## Work request
Repeat every record below exactly as written.

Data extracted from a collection
════════════════
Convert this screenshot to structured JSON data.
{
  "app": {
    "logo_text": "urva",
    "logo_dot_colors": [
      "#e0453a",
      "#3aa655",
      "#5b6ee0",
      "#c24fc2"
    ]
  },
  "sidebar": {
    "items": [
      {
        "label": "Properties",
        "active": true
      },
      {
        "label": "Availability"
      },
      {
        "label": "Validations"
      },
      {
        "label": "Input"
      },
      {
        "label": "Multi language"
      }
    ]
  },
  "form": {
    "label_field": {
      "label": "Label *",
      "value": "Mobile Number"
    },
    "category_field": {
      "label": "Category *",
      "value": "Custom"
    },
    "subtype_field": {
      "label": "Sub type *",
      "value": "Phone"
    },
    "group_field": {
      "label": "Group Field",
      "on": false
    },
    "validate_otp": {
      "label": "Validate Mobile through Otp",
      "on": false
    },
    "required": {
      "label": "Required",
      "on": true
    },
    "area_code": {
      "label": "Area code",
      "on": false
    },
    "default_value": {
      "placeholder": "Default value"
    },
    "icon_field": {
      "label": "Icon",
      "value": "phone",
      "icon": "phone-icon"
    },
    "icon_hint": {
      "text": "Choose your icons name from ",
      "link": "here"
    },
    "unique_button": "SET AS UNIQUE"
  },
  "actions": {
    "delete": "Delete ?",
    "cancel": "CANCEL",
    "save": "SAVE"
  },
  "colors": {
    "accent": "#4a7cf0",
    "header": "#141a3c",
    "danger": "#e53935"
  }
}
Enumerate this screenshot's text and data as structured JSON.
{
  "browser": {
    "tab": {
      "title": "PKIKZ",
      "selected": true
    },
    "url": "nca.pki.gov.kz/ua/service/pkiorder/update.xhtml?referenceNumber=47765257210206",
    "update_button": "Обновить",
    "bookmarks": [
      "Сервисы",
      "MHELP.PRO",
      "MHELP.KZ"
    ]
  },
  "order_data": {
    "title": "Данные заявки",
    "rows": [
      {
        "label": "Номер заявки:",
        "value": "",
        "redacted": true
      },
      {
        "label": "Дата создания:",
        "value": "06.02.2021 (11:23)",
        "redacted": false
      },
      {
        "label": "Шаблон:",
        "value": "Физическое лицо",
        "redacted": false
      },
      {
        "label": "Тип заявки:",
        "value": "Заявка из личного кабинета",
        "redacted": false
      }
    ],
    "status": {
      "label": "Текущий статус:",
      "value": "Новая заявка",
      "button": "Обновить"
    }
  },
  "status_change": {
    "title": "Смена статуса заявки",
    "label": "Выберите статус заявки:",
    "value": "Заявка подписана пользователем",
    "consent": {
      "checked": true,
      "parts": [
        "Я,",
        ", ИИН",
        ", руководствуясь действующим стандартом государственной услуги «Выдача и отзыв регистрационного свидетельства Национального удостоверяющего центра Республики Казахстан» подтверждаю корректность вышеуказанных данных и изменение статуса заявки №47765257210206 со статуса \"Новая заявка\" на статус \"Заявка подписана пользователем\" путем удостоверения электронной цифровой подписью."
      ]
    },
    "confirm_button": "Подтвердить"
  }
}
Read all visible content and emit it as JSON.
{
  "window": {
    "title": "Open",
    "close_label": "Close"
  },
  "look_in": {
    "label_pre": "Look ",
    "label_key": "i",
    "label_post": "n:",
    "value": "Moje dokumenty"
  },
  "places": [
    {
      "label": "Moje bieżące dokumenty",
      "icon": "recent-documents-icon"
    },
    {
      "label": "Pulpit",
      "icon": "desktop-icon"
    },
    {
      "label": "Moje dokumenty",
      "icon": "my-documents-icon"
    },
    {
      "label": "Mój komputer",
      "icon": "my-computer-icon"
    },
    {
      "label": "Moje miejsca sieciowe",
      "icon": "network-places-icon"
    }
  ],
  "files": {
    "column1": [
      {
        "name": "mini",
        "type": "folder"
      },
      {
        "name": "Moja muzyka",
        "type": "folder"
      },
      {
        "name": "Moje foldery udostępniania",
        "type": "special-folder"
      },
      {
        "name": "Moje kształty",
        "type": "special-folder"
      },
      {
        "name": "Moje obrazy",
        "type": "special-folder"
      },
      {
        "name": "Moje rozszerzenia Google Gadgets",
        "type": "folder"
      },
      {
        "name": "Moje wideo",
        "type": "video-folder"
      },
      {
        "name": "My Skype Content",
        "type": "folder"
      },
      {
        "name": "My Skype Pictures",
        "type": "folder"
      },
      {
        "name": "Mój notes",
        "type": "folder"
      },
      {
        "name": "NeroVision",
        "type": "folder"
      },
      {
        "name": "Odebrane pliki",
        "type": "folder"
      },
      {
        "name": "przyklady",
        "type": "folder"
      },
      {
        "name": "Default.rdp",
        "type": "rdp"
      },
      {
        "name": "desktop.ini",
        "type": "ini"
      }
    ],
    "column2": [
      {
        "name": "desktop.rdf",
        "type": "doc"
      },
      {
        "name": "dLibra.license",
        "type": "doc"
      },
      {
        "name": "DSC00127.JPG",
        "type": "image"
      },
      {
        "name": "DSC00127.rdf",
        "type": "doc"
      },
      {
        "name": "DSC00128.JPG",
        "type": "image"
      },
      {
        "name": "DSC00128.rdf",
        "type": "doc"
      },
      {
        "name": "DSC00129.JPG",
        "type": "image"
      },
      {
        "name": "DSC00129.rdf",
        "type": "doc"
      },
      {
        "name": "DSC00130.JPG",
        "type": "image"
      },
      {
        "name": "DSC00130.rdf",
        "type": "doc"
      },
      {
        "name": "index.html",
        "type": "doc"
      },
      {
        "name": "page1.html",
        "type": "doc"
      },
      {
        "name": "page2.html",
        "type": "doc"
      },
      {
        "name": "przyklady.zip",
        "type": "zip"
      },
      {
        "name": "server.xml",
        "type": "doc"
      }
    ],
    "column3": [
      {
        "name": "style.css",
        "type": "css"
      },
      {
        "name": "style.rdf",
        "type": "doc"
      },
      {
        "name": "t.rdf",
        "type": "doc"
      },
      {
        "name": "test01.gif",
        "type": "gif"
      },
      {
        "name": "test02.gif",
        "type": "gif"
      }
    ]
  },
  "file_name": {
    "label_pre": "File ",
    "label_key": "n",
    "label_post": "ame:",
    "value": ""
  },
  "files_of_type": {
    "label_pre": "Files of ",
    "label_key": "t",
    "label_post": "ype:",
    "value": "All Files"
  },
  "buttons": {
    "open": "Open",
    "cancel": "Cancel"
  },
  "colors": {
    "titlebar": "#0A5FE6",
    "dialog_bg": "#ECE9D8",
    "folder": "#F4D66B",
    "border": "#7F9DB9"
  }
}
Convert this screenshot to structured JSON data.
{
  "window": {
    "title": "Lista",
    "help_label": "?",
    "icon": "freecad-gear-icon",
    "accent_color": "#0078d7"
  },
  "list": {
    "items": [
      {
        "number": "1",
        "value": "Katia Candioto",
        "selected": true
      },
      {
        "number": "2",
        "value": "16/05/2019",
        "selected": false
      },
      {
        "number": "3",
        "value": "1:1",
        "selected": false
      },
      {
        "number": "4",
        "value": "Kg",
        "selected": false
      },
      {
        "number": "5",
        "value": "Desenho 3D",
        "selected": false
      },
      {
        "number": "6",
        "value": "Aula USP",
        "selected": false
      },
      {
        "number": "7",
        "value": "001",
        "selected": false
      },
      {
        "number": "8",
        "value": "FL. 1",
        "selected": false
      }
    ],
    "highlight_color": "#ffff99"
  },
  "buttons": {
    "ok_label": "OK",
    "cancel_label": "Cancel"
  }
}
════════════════
## Solution for this exercise
Convert this screenshot to structured JSON data.
{
  "app": {
    "logo_text": "urva",
    "logo_dot_colors": [
      "#e0453a",
      "#3aa655",
      "#5b6ee0",
      "#c24fc2"
    ]
  },
  "sidebar": {
    "items": [
      {
        "label": "Properties",
        "active": true
      },
      {
        "label": "Availability"
      },
      {
        "label": "Validations"
      },
      {
        "label": "Input"
      },
      {
        "label": "Multi language"
      }
    ]
  },
  "form": {
    "label_field": {
      "label": "Label *",
      "value": "Mobile Number"
    },
    "category_field": {
      "label": "Category *",
      "value": "Custom"
    },
    "subtype_field": {
      "label": "Sub type *",
      "value": "Phone"
    },
    "group_field": {
      "label": "Group Field",
      "on": false
    },
    "validate_otp": {
      "label": "Validate Mobile through Otp",
      "on": false
    },
    "required": {
      "label": "Required",
      "on": true
    },
    "area_code": {
      "label": "Area code",
      "on": false
    },
    "default_value": {
      "placeholder": "Default value"
    },
    "icon_field": {
      "label": "Icon",
      "value": "phone",
      "icon": "phone-icon"
    },
    "icon_hint": {
      "text": "Choose your icons name from ",
      "link": "here"
    },
    "unique_button": "SET AS UNIQUE"
  },
  "actions": {
    "delete": "Delete ?",
    "cancel": "CANCEL",
    "save": "SAVE"
  },
  "colors": {
    "accent": "#4a7cf0",
    "header": "#141a3c",
    "danger": "#e53935"
  }
}
Enumerate this screenshot's text and data as structured JSON.
{
  "browser": {
    "tab": {
      "title": "PKIKZ",
      "selected": true
    },
    "url": "nca.pki.gov.kz/ua/service/pkiorder/update.xhtml?referenceNumber=47765257210206",
    "update_button": "Обновить",
    "bookmarks": [
      "Сервисы",
      "MHELP.PRO",
      "MHELP.KZ"
    ]
  },
  "order_data": {
    "title": "Данные заявки",
    "rows": [
      {
        "label": "Номер заявки:",
        "value": "",
        "redacted": true
      },
      {
        "label": "Дата создания:",
        "value": "06.02.2021 (11:23)",
        "redacted": false
      },
      {
        "label": "Шаблон:",
        "value": "Физическое лицо",
        "redacted": false
      },
      {
        "label": "Тип заявки:",
        "value": "Заявка из личного кабинета",
        "redacted": false
      }
    ],
    "status": {
      "label": "Текущий статус:",
      "value": "Новая заявка",
      "button": "Обновить"
    }
  },
  "status_change": {
    "title": "Смена статуса заявки",
    "label": "Выберите статус заявки:",
    "value": "Заявка подписана пользователем",
    "consent": {
      "checked": true,
      "parts": [
        "Я,",
        ", ИИН",
        ", руководствуясь действующим стандартом государственной услуги «Выдача и отзыв регистрационного свидетельства Национального удостоверяющего центра Республики Казахстан» подтверждаю корректность вышеуказанных данных и изменение статуса заявки №47765257210206 со статуса \"Новая заявка\" на статус \"Заявка подписана пользователем\" путем удостоверения электронной цифровой подписью."
      ]
    },
    "confirm_button": "Подтвердить"
  }
}
Read all visible content and emit it as JSON.
{
  "window": {
    "title": "Open",
    "close_label": "Close"
  },
  "look_in": {
    "label_pre": "Look ",
    "label_key": "i",
    "label_post": "n:",
    "value": "Moje dokumenty"
  },
  "places": [
    {
      "label": "Moje bieżące dokumenty",
      "icon": "recent-documents-icon"
    },
    {
      "label": "Pulpit",
      "icon": "desktop-icon"
    },
    {
      "label": "Moje dokumenty",
      "icon": "my-documents-icon"
    },
    {
      "label": "Mój komputer",
      "icon": "my-computer-icon"
    },
    {
      "label": "Moje miejsca sieciowe",
      "icon": "network-places-icon"
    }
  ],
  "files": {
    "column1": [
      {
        "name": "mini",
        "type": "folder"
      },
      {
        "name": "Moja muzyka",
        "type": "folder"
      },
      {
        "name": "Moje foldery udostępniania",
        "type": "special-folder"
      },
      {
        "name": "Moje kształty",
        "type": "special-folder"
      },
      {
        "name": "Moje obrazy",
        "type": "special-folder"
      },
      {
        "name": "Moje rozszerzenia Google Gadgets",
        "type": "folder"
      },
      {
        "name": "Moje wideo",
        "type": "video-folder"
      },
      {
        "name": "My Skype Content",
        "type": "folder"
      },
      {
        "name": "My Skype Pictures",
        "type": "folder"
      },
      {
        "name": "Mój notes",
        "type": "folder"
      },
      {
        "name": "NeroVision",
        "type": "folder"
      },
      {
        "name": "Odebrane pliki",
        "type": "folder"
      },
      {
        "name": "przyklady",
        "type": "folder"
      },
      {
        "name": "Default.rdp",
        "type": "rdp"
      },
      {
        "name": "desktop.ini",
        "type": "ini"
      }
    ],
    "column2": [
      {
        "name": "desktop.rdf",
        "type": "doc"
      },
      {
        "name": "dLibra.license",
        "type": "doc"
      },
      {
        "name": "DSC00127.JPG",
        "type": "image"
      },
      {
        "name": "DSC00127.rdf",
        "type": "doc"
      },
      {
        "name": "DSC00128.JPG",
        "type": "image"
      },
      {
        "name": "DSC00128.rdf",
        "type": "doc"
      },
      {
        "name": "DSC00129.JPG",
        "type": "image"
      },
      {
        "name": "DSC00129.rdf",
        "type": "doc"
      },
      {
        "name": "DSC00130.JPG",
        "type": "image"
      },
      {
        "name": "DSC00130.rdf",
        "type": "doc"
      },
      {
        "name": "index.html",
        "type": "doc"
      },
      {
        "name": "page1.html",
        "type": "doc"
      },
      {
        "name": "page2.html",
        "type": "doc"
      },
      {
        "name": "przyklady.zip",
        "type": "zip"
      },
      {
        "name": "server.xml",
        "type": "doc"
      }
    ],
    "column3": [
      {
        "name": "style.css",
        "type": "css"
      },
      {
        "name": "style.rdf",
        "type": "doc"
      },
      {
        "name": "t.rdf",
        "type": "doc"
      },
      {
        "name": "test01.gif",
        "type": "gif"
      },
      {
        "name": "test02.gif",
        "type": "gif"
      }
    ]
  },
  "file_name": {
    "label_pre": "File ",
    "label_key": "n",
    "label_post": "ame:",
    "value": ""
  },
  "files_of_type": {
    "label_pre": "Files of ",
    "label_key": "t",
    "label_post": "ype:",
    "value": "All Files"
  },
  "buttons": {
    "open": "Open",
    "cancel": "Cancel"
  },
  "colors": {
    "titlebar": "#0A5FE6",
    "dialog_bg": "#ECE9D8",
    "folder": "#F4D66B",
    "border": "#7F9DB9"
  }
}
Convert this screenshot to structured JSON data.
{
  "window": {
    "title": "Lista",
    "help_label": "?",
    "icon": "freecad-gear-icon",
    "accent_color": "#0078d7"
  },
  "list": {
    "items": [
      {
        "number": "1",
        "value": "Katia Candioto",
        "selected": true
      },
      {
        "number": "2",
        "value": "16/05/2019",
        "selected": false
      },
      {
        "number": "3",
        "value": "1:1",
        "selected": false
      },
      {
        "number": "4",
        "value": "Kg",
        "selected": false
      },
      {
        "number": "5",
        "value": "Desenho 3D",
        "selected": false
      },
      {
        "number": "6",
        "value": "Aula USP",
        "selected": false
      },
      {
        "number": "7",
        "value": "001",
        "selected": false
      },
      {
        "number": "8",
        "value": "FL. 1",
        "selected": false
      }
    ],
    "highlight_color": "#ffff99"
  },
  "buttons": {
    "ok_label": "OK",
    "cancel_label": "Cancel"
  }
}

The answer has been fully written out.